DFNA5 is the gene's official symbol. The DFNA5 gene is also known by other names, listed below.
Hearing impairment is a heterogeneous condition with over 40 loci described. The protein encoded by this gene is expressed in fetal cochlea, however, its function is not known. Nonsyndromic hearing impairment is associated with a mutation in this gene. Three transcript variants encoding two different isoforms have been found for this gene. [provided by RefSeq, Jul 2008]
Involved in apoptosis and cell survival. Plays a role in the TP53-regulated cellular response to DNA damage probably by cooperating with TP53.
Deafness, autosomal dominant, 5 (DFNA5): A form of non-syndromic sensorineural hearing loss. Sensorineural deafness results from damage to the neural receptors of the inner ear, the nerve pathways to the brain, or the area of the brain that receives sound information. The disease is caused by mutations affecting the gene represented in this entry.
Is a tumor suppressor gene with an important role in colorectal cancer (CRC).
|600994 (http://omim.org/entry/600994)||DEAFNESS, AUTOSOMAL DOMINANT 5|
|608798 (http://omim.org/entry/608798)||DFNA5 GENE|
Cytogenetic Location: 7p15
Molecular Location on chromosome 7: base pairs 24,698,355 to 24,758,020
The DFNA5 gene is located on the short (p) arm of chromosome 7 at position 15.
More precisely, the DFNA5 gene is located from base pair 24,698,355 to base pair 24,758,020 on chromosome 7.
See How do geneticists indicate the location of a gene? (http://ghr.nlm.nih.gov/handbook/howgeneswork/genelocation) in the Handbook.

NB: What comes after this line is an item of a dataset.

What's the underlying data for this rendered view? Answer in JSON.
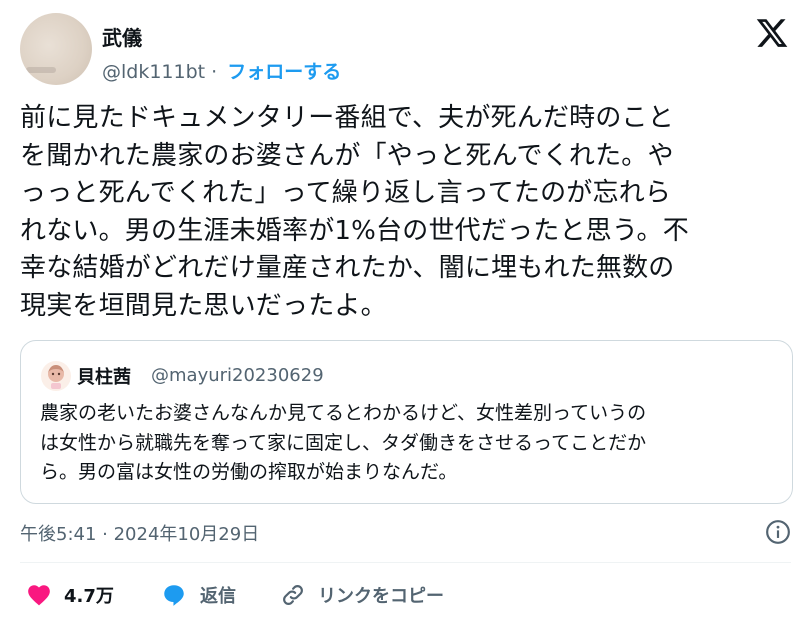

You and your healthcare professional may find the following resources about DFNA5 helpful.
You may also be interested in these resources, which are designed for genetics professionals and researchers.
See How are genetic conditions and genes named? (http://ghr.nlm.nih.gov/handbook/mutationsanddisorders/naming) in the Handbook.
apoptosis ; autosomal ; autosomal dominant ; cancer ; cell ; cochlea ; colorectal ; DNA ; DNA damage ; expressed ; gene ; isoforms ; mutation ; protein ; sensorineural ; sensorineural hearing loss ; transcript ; tumor ; tumor suppressor gene
You may find definitions for these and many other terms in the Genetics Home Reference Glossary.
The resources on this site should not be used as a substitute for professional medical care or advice. Users seeking information about a personal genetic disease, syndrome, or condition should consult with a qualified healthcare professional. See How can I find a genetics professional in my area? (http://ghr.nlm.nih.gov/handbook/consult/findingprofessional) in the Handbook.